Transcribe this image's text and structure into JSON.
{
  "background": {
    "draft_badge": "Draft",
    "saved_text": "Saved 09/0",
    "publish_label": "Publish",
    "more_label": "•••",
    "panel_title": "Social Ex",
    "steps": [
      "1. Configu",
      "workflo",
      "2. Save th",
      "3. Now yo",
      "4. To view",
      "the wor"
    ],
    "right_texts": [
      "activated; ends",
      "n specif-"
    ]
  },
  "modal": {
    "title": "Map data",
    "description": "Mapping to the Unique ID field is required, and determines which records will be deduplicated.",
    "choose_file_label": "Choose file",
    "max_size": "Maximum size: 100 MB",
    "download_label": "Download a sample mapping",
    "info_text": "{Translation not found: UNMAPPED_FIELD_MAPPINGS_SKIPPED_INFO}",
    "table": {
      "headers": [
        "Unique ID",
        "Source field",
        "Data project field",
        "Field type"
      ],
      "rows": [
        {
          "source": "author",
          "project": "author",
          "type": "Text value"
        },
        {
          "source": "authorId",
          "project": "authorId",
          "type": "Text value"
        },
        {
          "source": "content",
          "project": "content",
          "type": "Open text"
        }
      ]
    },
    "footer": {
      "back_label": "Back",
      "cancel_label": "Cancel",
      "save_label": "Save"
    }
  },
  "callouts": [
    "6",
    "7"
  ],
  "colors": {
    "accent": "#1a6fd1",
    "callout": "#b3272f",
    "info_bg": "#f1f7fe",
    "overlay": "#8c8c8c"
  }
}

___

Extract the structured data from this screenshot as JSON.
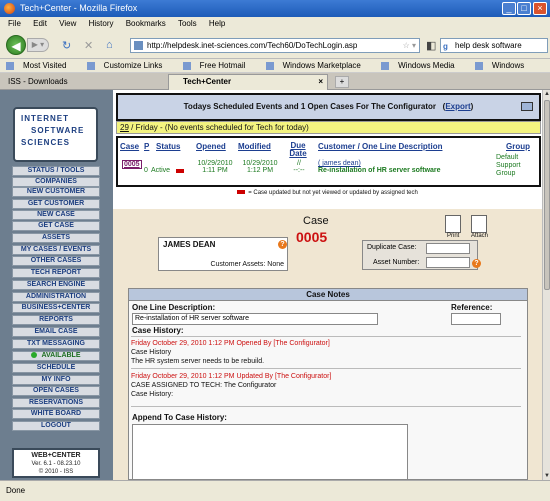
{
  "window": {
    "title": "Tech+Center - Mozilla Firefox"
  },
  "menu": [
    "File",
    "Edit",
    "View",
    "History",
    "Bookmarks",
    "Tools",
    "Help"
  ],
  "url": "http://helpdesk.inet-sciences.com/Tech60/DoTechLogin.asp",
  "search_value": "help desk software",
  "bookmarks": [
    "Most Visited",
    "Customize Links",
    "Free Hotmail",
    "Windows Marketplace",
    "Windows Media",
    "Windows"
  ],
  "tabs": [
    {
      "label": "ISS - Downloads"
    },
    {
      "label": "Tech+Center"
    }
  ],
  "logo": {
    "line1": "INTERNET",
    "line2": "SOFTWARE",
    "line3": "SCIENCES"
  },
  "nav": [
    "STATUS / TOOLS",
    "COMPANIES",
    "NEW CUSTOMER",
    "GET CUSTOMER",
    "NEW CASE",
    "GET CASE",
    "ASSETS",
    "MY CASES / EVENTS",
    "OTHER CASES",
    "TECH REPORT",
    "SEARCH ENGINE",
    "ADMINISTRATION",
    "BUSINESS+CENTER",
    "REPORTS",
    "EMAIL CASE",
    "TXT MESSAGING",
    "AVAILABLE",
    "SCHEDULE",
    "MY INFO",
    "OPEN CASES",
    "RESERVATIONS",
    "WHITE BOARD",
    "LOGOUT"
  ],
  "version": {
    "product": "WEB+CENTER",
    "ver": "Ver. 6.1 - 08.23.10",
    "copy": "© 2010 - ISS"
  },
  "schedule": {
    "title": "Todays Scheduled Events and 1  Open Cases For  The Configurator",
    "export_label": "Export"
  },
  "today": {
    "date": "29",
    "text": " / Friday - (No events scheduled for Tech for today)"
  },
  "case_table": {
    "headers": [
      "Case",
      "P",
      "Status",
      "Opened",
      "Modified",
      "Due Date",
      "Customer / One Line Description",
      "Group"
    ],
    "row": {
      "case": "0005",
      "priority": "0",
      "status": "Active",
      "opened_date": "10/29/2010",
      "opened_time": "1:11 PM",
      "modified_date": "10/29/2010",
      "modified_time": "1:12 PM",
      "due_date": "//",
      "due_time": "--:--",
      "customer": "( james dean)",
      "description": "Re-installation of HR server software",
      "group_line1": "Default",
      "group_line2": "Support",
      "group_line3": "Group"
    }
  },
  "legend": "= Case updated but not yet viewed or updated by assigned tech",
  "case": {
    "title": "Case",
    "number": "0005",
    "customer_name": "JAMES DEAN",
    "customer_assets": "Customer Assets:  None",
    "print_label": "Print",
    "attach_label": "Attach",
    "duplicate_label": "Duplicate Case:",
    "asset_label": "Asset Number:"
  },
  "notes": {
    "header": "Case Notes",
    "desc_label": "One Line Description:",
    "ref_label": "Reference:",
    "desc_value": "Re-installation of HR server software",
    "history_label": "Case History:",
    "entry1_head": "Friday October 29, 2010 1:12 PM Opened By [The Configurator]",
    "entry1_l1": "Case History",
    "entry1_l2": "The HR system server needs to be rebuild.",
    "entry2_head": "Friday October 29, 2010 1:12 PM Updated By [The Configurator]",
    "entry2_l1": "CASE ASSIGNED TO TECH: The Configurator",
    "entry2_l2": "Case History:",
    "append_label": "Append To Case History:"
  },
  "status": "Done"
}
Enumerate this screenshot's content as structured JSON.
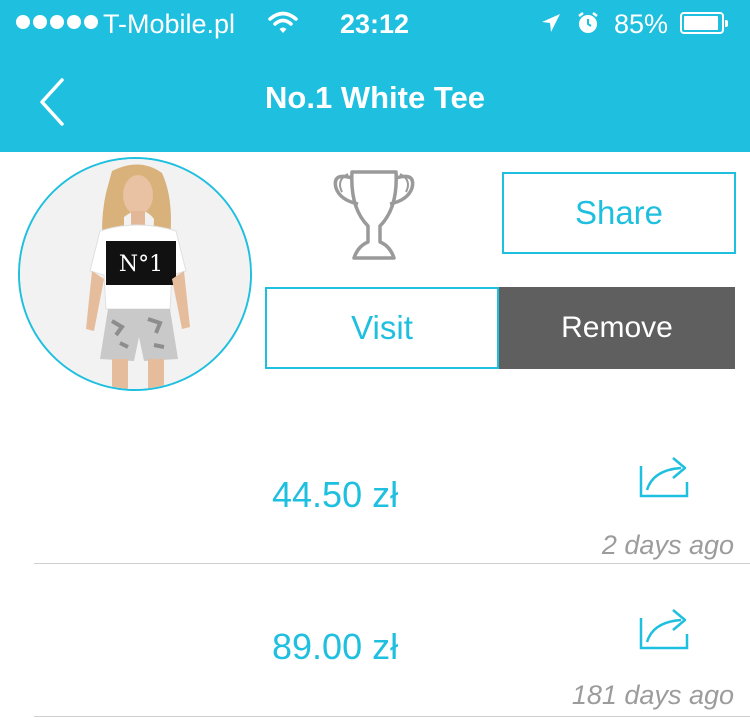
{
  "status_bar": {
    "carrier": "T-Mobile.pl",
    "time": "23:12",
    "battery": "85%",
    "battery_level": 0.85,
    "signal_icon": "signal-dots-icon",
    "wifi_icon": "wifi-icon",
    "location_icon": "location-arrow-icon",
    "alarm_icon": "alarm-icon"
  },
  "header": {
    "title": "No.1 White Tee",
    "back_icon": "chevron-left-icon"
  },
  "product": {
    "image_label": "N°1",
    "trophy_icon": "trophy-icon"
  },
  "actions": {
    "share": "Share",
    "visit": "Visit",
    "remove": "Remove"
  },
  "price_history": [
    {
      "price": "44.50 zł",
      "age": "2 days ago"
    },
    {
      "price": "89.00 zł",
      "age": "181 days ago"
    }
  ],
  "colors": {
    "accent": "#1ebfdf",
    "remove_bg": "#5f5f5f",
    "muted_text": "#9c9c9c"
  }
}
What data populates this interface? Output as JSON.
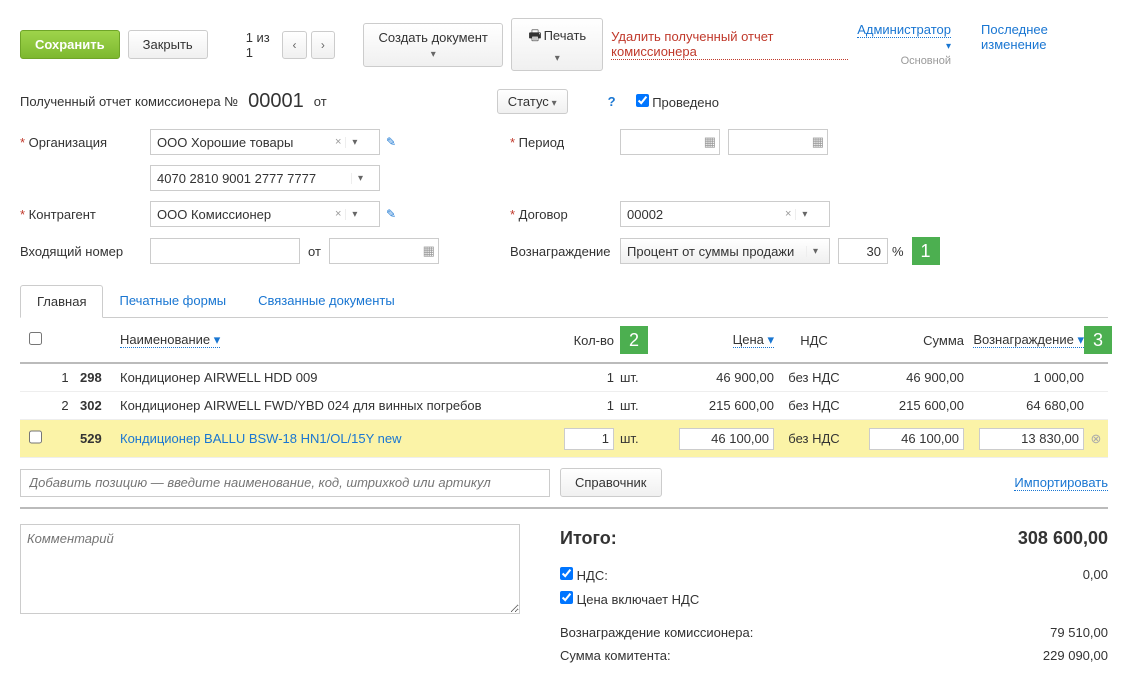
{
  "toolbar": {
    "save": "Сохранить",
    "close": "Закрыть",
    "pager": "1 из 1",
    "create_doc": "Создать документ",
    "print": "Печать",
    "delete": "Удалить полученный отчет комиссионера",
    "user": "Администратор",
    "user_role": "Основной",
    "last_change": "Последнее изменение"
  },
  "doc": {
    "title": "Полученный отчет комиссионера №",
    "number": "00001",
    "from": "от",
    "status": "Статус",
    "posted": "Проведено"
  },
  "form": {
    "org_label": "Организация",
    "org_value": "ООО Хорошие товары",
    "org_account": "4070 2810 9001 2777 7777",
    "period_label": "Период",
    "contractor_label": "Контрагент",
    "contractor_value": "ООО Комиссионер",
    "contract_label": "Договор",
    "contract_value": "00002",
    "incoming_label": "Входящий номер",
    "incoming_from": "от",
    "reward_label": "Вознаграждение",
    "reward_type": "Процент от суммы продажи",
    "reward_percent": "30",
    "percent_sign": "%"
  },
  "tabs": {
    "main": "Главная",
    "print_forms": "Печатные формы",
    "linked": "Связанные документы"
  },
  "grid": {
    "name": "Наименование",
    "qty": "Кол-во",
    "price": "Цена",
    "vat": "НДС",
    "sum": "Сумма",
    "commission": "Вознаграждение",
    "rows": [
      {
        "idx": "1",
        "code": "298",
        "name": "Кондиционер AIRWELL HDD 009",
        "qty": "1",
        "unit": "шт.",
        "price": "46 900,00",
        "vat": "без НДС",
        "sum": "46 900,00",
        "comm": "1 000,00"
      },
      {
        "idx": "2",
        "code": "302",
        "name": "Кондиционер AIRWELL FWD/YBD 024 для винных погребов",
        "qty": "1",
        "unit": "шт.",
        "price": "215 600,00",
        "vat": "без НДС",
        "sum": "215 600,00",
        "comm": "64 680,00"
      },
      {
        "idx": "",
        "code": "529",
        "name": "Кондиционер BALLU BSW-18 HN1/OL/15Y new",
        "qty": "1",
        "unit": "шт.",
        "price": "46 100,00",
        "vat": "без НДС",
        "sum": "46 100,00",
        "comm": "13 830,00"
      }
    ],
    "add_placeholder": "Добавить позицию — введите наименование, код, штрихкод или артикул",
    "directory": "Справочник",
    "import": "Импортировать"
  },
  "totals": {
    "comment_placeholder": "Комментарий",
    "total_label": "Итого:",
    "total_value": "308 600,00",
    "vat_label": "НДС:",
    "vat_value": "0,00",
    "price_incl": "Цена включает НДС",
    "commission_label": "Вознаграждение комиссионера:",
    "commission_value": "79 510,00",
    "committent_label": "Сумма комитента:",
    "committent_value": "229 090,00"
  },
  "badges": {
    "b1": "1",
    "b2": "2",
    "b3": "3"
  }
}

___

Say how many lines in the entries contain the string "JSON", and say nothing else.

4